App and web page records:
· · · ·

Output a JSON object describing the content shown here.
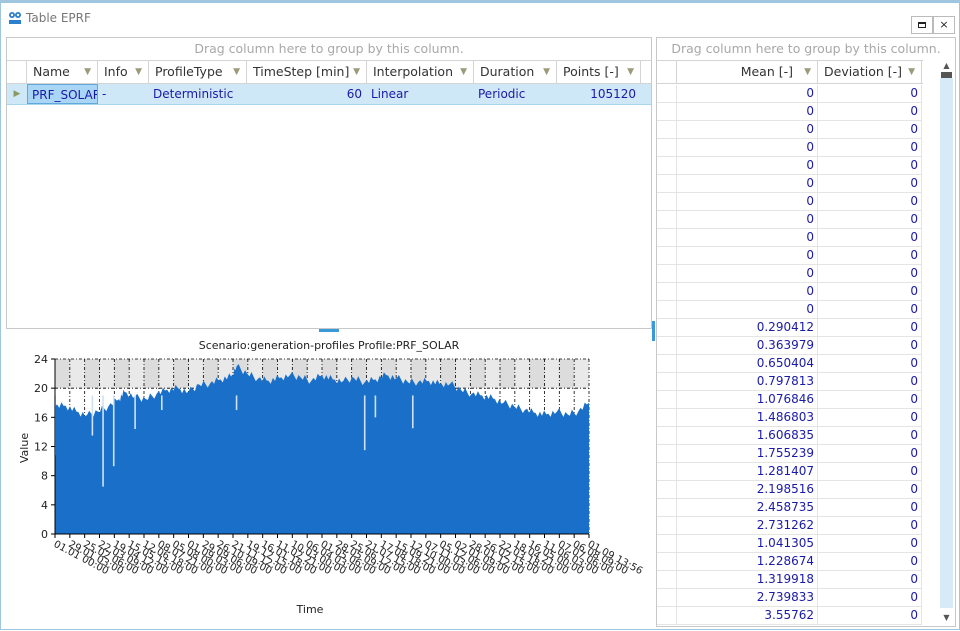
{
  "window": {
    "title": "Table EPRF",
    "icon": "eprf-logo-icon",
    "buttons": {
      "maximize": "maximize-icon",
      "close": "×"
    }
  },
  "left_grid": {
    "group_hint": "Drag column here to group by this column.",
    "columns": [
      "Name",
      "Info",
      "ProfileType",
      "TimeStep [min]",
      "Interpolation",
      "Duration",
      "Points [-]"
    ],
    "rows": [
      {
        "Name": "PRF_SOLAR",
        "Info": "-",
        "ProfileType": "Deterministic",
        "TimeStep": "60",
        "Interpolation": "Linear",
        "Duration": "Periodic",
        "Points": "105120"
      }
    ]
  },
  "right_grid": {
    "group_hint": "Drag column here to group by this column.",
    "columns": [
      "Mean [-]",
      "Deviation [-]"
    ],
    "rows": [
      [
        "0",
        "0"
      ],
      [
        "0",
        "0"
      ],
      [
        "0",
        "0"
      ],
      [
        "0",
        "0"
      ],
      [
        "0",
        "0"
      ],
      [
        "0",
        "0"
      ],
      [
        "0",
        "0"
      ],
      [
        "0",
        "0"
      ],
      [
        "0",
        "0"
      ],
      [
        "0",
        "0"
      ],
      [
        "0",
        "0"
      ],
      [
        "0",
        "0"
      ],
      [
        "0",
        "0"
      ],
      [
        "0.290412",
        "0"
      ],
      [
        "0.363979",
        "0"
      ],
      [
        "0.650404",
        "0"
      ],
      [
        "0.797813",
        "0"
      ],
      [
        "1.076846",
        "0"
      ],
      [
        "1.486803",
        "0"
      ],
      [
        "1.606835",
        "0"
      ],
      [
        "1.755239",
        "0"
      ],
      [
        "1.281407",
        "0"
      ],
      [
        "2.198516",
        "0"
      ],
      [
        "2.458735",
        "0"
      ],
      [
        "2.731262",
        "0"
      ],
      [
        "1.041305",
        "0"
      ],
      [
        "1.228674",
        "0"
      ],
      [
        "1.319918",
        "0"
      ],
      [
        "2.739833",
        "0"
      ],
      [
        "3.55762",
        "0"
      ]
    ]
  },
  "chart_data": {
    "type": "area",
    "title": "Scenario:generation-profiles Profile:PRF_SOLAR",
    "xlabel": "Time",
    "ylabel": "Value",
    "ylim": [
      0,
      24
    ],
    "yticks": [
      0,
      4,
      8,
      12,
      16,
      20,
      24
    ],
    "grid": true,
    "color": "#1a6fc9",
    "xtick_labels": [
      "01.01 00:00",
      "29.01 03:00",
      "25.02 06:00",
      "22.03 09:00",
      "19.04 12:00",
      "15.05 15:00",
      "12.06 18:00",
      "08.07 21:00",
      "05.08 00:00",
      "01.09 03:00",
      "29.09 06:00",
      "26.10 09:00",
      "21.11 12:00",
      "19.12 15:00",
      "16.01 18:00",
      "11.02 21:00",
      "10.03 00:00",
      "06.04 03:00",
      "01.05 06:00",
      "28.05 09:00",
      "25.06 12:00",
      "21.07 15:00",
      "17.08 18:00",
      "15.09 21:00",
      "12.10 00:00",
      "07.11 03:00",
      "05.12 06:00",
      "02.01 09:00",
      "28.01 12:00",
      "26.02 15:00",
      "22.03 18:00",
      "18.04 21:00",
      "16.05 00:00",
      "11.06 03:00",
      "07.07 06:00",
      "06.08 09:00",
      "01.09 13:56"
    ],
    "envelope_points": [
      [
        0,
        17.5
      ],
      [
        0.02,
        17.6
      ],
      [
        0.04,
        16.8
      ],
      [
        0.06,
        16.3
      ],
      [
        0.08,
        16.8
      ],
      [
        0.1,
        17.5
      ],
      [
        0.12,
        18.5
      ],
      [
        0.13,
        19.5
      ],
      [
        0.15,
        18.8
      ],
      [
        0.17,
        18.5
      ],
      [
        0.19,
        19.2
      ],
      [
        0.21,
        19.8
      ],
      [
        0.23,
        20.0
      ],
      [
        0.25,
        19.5
      ],
      [
        0.27,
        20.5
      ],
      [
        0.29,
        20.6
      ],
      [
        0.31,
        21.2
      ],
      [
        0.33,
        21.6
      ],
      [
        0.34,
        23.0
      ],
      [
        0.36,
        22.0
      ],
      [
        0.38,
        21.3
      ],
      [
        0.4,
        21.0
      ],
      [
        0.42,
        21.4
      ],
      [
        0.44,
        21.8
      ],
      [
        0.46,
        21.5
      ],
      [
        0.48,
        21.0
      ],
      [
        0.5,
        21.8
      ],
      [
        0.52,
        21.2
      ],
      [
        0.54,
        21.0
      ],
      [
        0.56,
        21.4
      ],
      [
        0.58,
        20.8
      ],
      [
        0.6,
        21.2
      ],
      [
        0.62,
        21.8
      ],
      [
        0.64,
        21.4
      ],
      [
        0.66,
        20.9
      ],
      [
        0.68,
        20.8
      ],
      [
        0.7,
        21.0
      ],
      [
        0.72,
        20.6
      ],
      [
        0.74,
        20.6
      ],
      [
        0.76,
        19.8
      ],
      [
        0.78,
        19.2
      ],
      [
        0.8,
        19.0
      ],
      [
        0.82,
        18.6
      ],
      [
        0.84,
        18.0
      ],
      [
        0.86,
        17.5
      ],
      [
        0.88,
        17.0
      ],
      [
        0.9,
        16.6
      ],
      [
        0.92,
        16.4
      ],
      [
        0.94,
        16.8
      ],
      [
        0.96,
        16.4
      ],
      [
        0.98,
        16.8
      ],
      [
        1.0,
        18.0
      ]
    ],
    "dips": [
      [
        0.0,
        10.8
      ],
      [
        0.07,
        13.5
      ],
      [
        0.09,
        6.5
      ],
      [
        0.11,
        9.3
      ],
      [
        0.15,
        14.4
      ],
      [
        0.2,
        17.0
      ],
      [
        0.34,
        17.0
      ],
      [
        0.58,
        11.5
      ],
      [
        0.6,
        16.0
      ],
      [
        0.67,
        14.5
      ]
    ]
  }
}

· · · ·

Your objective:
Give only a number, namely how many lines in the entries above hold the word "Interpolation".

Response area:
2